Mariners manager Scott Servais opened his postgame news conference Wednesday by citing the world’s new favorite coach — Ted Lasso.
“We have a lot of goldfish. Guys with very short memories,” said Servais, referencing a popular theme on the Apple TV sitcom. “That’s what came into my mind today, certainly when we got after it in the first inning, you never would have known we were in a tough game last night and weren’t able to get it done.”
It would have been understandable if there were some carry over from the extra-innings loss to the Astros one evening earlier. The Mariners blew a 4-2 ninth-inning lead in a game that would have placed them within two games of the Red Sox in the wild-card race had they pulled out the win.
In a year that has delivered so many pixie-dust moments, this one was crushing. But it didn’t affect their performance one day later. Not. One. Bit.
There’s a resolve about this Mariners squad that you don’t see all that often. Just about every metric suggests that they should have tailed off weeks, if not months ago, but they aren’t budging. Wednesday’s 8-5, come-from-behind victory over the Astros gave them a 4-2 record on this road trip and keeps them lingering in the wild-card chase just three games behind Boston.
They also avoided another sweep, something that hasn’t happened since May 23 when they lost three straight to the Padres.
“The will to win that this team has is so unique, and I’ve been on a lot of teams, coached a lot, played on a lot, don’t know that I’ve ever been on a team that is so driven to win,” Servais said. “I don’t know how we do it sometimes, but we find a way.”
Here’s how it went Wednesday. After scoring two runs in the first inning, the M’s fell behind 4-2 in the fifth. Two innings later, rookie Jarred Kelenic doubled home Ty France and Abraham Toro to tie the score at 4-4. Two innings after that, Mariners first baseman Jose Marmolejos singled in Kelenic and Dylan Moore to break the tie, then J.P. Crawford socked a two-run home run that scored Marmolejos, then Paul Sewald closed out the ninth to seal the Mariners’ win.
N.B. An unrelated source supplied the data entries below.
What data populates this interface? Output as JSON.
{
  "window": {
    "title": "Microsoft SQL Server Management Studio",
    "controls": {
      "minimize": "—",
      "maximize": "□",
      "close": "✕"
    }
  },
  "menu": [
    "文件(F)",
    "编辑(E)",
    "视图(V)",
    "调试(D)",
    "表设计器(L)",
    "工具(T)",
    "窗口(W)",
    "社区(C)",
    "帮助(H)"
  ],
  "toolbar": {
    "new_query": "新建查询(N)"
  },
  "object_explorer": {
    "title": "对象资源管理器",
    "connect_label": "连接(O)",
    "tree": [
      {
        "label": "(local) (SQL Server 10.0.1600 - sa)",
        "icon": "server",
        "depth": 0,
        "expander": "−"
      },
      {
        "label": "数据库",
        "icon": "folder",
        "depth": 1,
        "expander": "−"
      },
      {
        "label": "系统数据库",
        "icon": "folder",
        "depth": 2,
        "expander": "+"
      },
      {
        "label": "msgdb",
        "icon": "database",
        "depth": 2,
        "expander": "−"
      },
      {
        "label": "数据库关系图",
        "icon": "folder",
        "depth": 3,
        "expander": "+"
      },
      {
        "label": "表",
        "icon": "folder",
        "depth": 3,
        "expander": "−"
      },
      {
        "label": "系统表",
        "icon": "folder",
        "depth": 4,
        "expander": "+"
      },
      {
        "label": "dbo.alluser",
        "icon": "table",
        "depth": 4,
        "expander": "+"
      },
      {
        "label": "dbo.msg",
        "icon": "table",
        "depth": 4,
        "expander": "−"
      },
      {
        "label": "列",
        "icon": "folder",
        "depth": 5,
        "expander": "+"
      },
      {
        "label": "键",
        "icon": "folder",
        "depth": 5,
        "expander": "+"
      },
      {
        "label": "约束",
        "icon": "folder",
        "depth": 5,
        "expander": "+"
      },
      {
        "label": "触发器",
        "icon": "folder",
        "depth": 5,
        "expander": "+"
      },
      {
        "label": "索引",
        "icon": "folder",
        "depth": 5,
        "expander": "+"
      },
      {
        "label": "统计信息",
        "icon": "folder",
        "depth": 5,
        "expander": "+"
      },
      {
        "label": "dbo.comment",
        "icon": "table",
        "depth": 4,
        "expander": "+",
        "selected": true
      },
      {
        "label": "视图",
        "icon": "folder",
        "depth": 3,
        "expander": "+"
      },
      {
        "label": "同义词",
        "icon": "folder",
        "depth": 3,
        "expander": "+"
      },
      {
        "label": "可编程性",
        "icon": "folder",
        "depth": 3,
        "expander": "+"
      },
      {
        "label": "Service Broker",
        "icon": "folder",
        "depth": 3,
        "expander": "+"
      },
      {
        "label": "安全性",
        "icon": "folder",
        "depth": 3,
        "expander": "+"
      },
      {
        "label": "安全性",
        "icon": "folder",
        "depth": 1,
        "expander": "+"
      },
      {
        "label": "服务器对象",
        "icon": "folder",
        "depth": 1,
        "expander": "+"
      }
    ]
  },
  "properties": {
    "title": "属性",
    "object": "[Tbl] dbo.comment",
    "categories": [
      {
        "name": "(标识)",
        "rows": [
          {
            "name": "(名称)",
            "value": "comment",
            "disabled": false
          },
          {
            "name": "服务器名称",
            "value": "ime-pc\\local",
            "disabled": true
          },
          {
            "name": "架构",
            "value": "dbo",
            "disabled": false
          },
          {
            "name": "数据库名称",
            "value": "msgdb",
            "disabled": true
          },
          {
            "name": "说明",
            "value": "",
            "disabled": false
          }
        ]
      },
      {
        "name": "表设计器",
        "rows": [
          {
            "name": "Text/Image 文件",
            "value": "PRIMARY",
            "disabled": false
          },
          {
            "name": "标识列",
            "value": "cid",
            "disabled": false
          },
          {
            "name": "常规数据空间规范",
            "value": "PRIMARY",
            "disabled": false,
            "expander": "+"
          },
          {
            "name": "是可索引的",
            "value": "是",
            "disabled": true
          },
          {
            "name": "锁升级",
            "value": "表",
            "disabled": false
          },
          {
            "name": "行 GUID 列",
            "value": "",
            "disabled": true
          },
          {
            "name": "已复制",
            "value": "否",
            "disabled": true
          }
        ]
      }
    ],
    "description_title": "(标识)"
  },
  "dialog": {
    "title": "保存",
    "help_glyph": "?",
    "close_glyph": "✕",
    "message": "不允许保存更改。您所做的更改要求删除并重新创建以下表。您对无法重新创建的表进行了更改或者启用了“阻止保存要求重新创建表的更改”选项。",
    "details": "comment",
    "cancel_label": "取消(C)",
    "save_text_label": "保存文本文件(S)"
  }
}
Three days earlier, Servais essentially said that if you can’t enjoy the way the Mariners (76-64) are playing there must be something wrong with you. This was after he countered the common “run differential” refrain (the Mariners have allowed 53 more runs than they’ve scored) by saying they have a “fun differential” of +90 (this has made it onto baseballreference.com).
But can you really argue with that? The M’s have been MLB’s most stubborn team — regularly defying projections and computer formulas and general punditry. We’re more than a week into September and every series matters. Every game matters. Who saw this coming?
Assuming the Mariners take at least two out of three in their upcoming home series with the Diamondbacks — who are tied with Baltimore for the worst record in baseball — the following three games vs. Boston will be the biggest series Seattle has seen in years. Usually a series with the Red Sox means T-Mobile Park is overrun with Beantown fans, but given the stakes, Mariners die-hards may very well drown out the Sox faithful.
The Seahawks open their season in four days, and rest assured this city is psyched about it. But is it that far-fetched to think that, if the Mariners momentarily take the lead in the wild-card race, this will be a baseball town through the end of September … or longer?
Don’t tell fangraphs or ESPN I asked that question. They’re still giving the Mariners a mere 6.5 percent chance of making the postseason. They look at a team like the Blue Jays, which is just a half-game ahead of the M’s, and give them a 36.3 percent chance. But folks around here know better. They’ve been watching this team fight all year and, truth be told, it’s been pretty convincing.
Toward the end of Servais’ postgame news conference Wednesday, a reporter asked whether he was glad that he wouldn’t have to see the Astros any more this season. Responded Servais, “You never know what’s going to happen in 2021.”
Hey, like Ted Lasso, the man believes.